Making an impressive debut, Lithuanian mezzo-soprano Violeta Urmana was a compassionate Brangane with an opulent tone and easy stage presence. Her warm mezzo seemed effortlessly produced and easily projected throughout the range and her tender, caring attention to Isolde clearly established the character.
As Tristan’s faithful retainer, Kurwenal, baritone Tom Fox displayed a full, pleasant baritone capable of sufficient heft and clarity for the dramatic passages and pliancy and tenderness to convey his loving concern for Tristan. Fox appears stiff and uncomfortable on stage, but it doesn’t impede his vocal production.
Victor von Halem’s Marke is a king of stature and nobility, integrity and compassion. Von Halem’s conveys his characterization and concept of the king in big round tones that sound rich but lacked steadiness and focus.
John Autry as Melot, Norman Shankle as the sailor and Jere Torkelsen as the Helmsman were all a credit to the production and the company.
Mauro Pagano's production is not consistently attractive, with a particularly uninventive second act, but the first act set presents a striking image of a ship with a semicircular wall around a black, polished floor that both served to throw the sound out into the auditorium much to the singers' advantage.
Thomas J. Munn took full advantage of the opera house's new computerized lighting system for some striking effects as the interplay between night and day take on a visual reality to match the metaphysical counterpart that is integral to the world of Tristan und Isolde.

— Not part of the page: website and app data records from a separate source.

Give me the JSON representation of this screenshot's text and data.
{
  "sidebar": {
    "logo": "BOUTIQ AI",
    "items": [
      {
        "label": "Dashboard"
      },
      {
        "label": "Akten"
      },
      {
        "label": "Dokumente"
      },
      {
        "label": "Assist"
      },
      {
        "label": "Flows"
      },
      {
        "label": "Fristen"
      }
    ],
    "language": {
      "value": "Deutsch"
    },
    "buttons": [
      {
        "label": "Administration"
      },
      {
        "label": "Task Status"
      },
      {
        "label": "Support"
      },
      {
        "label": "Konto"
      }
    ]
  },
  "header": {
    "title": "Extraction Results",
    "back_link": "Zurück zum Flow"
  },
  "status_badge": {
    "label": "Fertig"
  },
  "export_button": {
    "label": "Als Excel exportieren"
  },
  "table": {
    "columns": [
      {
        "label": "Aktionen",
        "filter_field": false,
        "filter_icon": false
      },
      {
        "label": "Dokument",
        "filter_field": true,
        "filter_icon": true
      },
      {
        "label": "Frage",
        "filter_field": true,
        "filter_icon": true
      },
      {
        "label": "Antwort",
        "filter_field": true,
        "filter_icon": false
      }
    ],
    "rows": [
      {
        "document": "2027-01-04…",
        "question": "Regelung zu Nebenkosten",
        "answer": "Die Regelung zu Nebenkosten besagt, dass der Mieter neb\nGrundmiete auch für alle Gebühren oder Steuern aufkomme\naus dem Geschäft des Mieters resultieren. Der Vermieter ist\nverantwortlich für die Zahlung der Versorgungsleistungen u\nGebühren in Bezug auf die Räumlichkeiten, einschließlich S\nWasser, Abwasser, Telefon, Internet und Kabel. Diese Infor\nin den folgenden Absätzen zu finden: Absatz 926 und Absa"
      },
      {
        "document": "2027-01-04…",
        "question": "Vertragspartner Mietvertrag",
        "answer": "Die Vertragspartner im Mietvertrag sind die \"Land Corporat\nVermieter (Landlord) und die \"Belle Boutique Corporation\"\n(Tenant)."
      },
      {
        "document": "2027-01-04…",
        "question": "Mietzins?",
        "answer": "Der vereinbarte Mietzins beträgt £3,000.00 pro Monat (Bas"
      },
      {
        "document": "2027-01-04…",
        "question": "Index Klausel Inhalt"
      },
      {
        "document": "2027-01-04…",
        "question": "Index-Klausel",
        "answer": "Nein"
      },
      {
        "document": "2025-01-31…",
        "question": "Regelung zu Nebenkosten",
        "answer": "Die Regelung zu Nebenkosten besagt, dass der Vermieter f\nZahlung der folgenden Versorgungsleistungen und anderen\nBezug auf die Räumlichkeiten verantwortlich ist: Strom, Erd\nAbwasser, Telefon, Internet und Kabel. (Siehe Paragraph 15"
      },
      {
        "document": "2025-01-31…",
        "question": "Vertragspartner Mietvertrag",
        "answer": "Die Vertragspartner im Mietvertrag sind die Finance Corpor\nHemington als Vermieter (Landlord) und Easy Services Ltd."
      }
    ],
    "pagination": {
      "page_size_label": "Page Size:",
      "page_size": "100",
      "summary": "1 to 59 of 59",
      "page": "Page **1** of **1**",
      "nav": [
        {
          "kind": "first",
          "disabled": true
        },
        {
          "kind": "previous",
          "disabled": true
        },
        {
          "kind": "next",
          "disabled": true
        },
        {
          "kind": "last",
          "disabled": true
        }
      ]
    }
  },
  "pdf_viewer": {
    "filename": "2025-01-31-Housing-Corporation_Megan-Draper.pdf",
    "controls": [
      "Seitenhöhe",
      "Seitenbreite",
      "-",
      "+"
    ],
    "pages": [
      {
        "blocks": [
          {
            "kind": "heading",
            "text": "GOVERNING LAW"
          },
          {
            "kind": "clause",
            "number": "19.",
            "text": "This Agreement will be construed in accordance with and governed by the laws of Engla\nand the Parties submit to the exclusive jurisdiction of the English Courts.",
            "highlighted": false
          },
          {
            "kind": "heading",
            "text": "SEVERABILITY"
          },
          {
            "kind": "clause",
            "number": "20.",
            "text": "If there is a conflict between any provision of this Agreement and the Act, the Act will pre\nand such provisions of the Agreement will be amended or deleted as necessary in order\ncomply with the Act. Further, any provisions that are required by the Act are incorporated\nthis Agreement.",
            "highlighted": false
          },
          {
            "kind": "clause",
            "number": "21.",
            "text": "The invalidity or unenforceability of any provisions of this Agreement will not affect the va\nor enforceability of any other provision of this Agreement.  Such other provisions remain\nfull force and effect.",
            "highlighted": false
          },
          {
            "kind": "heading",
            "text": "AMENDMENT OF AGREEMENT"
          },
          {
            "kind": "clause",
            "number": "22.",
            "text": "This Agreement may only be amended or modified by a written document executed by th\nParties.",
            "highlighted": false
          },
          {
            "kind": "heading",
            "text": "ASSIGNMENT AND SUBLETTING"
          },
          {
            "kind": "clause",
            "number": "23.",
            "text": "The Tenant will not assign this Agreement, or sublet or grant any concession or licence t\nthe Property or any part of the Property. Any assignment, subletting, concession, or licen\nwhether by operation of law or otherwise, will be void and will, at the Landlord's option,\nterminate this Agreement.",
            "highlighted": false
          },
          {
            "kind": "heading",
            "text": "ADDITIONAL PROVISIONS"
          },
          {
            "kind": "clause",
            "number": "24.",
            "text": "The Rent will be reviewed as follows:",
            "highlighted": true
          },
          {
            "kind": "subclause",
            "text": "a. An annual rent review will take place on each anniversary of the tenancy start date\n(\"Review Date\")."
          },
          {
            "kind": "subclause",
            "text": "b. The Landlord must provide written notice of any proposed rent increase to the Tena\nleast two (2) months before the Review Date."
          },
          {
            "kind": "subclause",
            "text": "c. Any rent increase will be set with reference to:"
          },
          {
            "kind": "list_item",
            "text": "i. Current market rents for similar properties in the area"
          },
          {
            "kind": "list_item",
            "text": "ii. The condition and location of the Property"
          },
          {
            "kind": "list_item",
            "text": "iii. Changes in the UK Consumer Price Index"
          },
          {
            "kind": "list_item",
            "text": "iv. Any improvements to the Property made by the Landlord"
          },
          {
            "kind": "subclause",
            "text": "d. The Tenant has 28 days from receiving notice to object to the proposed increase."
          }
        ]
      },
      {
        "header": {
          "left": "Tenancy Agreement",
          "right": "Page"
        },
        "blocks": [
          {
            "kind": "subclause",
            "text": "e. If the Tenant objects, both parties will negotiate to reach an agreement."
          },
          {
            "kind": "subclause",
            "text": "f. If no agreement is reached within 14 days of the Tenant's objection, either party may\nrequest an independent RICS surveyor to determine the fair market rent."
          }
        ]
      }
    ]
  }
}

Given the scarcity of singers capable of meeting Wagner's demands in Tristan und Isolde, producing the opera is a risky venture at best. With a conductor and orchestra capable of encompassing the score and an Isolde well on her way to becoming a notable exponent of the role, the San Francisco Opera's production was worth the effort despite the regrettable Tristan.